══ LISTED RECORDS

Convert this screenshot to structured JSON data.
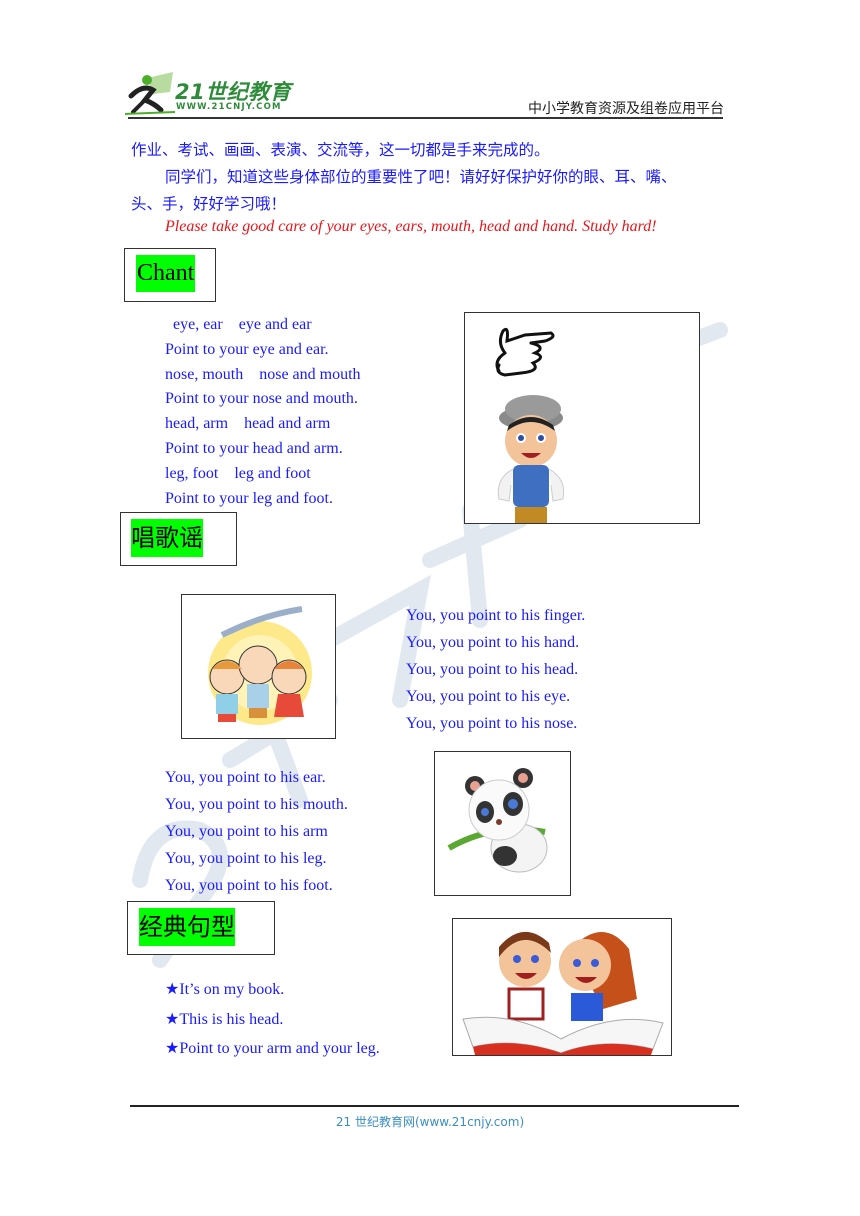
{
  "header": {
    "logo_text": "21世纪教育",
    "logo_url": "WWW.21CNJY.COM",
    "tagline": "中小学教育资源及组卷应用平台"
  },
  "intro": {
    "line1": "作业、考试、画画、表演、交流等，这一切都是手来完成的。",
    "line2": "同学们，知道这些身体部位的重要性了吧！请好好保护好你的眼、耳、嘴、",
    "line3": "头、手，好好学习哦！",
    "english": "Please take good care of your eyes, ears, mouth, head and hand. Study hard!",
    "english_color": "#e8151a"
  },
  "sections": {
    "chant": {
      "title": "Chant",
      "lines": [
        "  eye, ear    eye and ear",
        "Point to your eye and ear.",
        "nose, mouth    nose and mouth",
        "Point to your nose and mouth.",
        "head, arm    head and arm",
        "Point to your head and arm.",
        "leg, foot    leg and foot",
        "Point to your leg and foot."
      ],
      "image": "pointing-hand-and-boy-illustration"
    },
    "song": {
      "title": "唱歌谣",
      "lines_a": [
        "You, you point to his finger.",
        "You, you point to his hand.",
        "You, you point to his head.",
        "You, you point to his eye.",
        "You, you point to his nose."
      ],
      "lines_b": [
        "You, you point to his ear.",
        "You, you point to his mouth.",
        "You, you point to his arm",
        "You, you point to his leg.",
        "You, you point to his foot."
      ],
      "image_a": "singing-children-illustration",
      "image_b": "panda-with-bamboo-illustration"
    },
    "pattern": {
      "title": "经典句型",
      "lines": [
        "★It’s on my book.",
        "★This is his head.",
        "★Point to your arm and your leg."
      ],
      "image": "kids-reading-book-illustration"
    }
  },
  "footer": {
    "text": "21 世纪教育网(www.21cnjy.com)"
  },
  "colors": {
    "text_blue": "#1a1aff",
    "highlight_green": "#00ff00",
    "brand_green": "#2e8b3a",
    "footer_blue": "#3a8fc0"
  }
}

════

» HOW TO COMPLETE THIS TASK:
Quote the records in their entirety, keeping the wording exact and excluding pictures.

» ANSWER FOR THIS EXERCISE:
Convert this screenshot to structured JSON data.
{
  "header": {
    "logo_text": "21世纪教育",
    "logo_url": "WWW.21CNJY.COM",
    "tagline": "中小学教育资源及组卷应用平台"
  },
  "intro": {
    "line1": "作业、考试、画画、表演、交流等，这一切都是手来完成的。",
    "line2": "同学们，知道这些身体部位的重要性了吧！请好好保护好你的眼、耳、嘴、",
    "line3": "头、手，好好学习哦！",
    "english": "Please take good care of your eyes, ears, mouth, head and hand. Study hard!",
    "english_color": "#e8151a"
  },
  "sections": {
    "chant": {
      "title": "Chant",
      "lines": [
        "  eye, ear    eye and ear",
        "Point to your eye and ear.",
        "nose, mouth    nose and mouth",
        "Point to your nose and mouth.",
        "head, arm    head and arm",
        "Point to your head and arm.",
        "leg, foot    leg and foot",
        "Point to your leg and foot."
      ],
      "image": "pointing-hand-and-boy-illustration"
    },
    "song": {
      "title": "唱歌谣",
      "lines_a": [
        "You, you point to his finger.",
        "You, you point to his hand.",
        "You, you point to his head.",
        "You, you point to his eye.",
        "You, you point to his nose."
      ],
      "lines_b": [
        "You, you point to his ear.",
        "You, you point to his mouth.",
        "You, you point to his arm",
        "You, you point to his leg.",
        "You, you point to his foot."
      ],
      "image_a": "singing-children-illustration",
      "image_b": "panda-with-bamboo-illustration"
    },
    "pattern": {
      "title": "经典句型",
      "lines": [
        "★It’s on my book.",
        "★This is his head.",
        "★Point to your arm and your leg."
      ],
      "image": "kids-reading-book-illustration"
    }
  },
  "footer": {
    "text": "21 世纪教育网(www.21cnjy.com)"
  },
  "colors": {
    "text_blue": "#1a1aff",
    "highlight_green": "#00ff00",
    "brand_green": "#2e8b3a",
    "footer_blue": "#3a8fc0"
  }
}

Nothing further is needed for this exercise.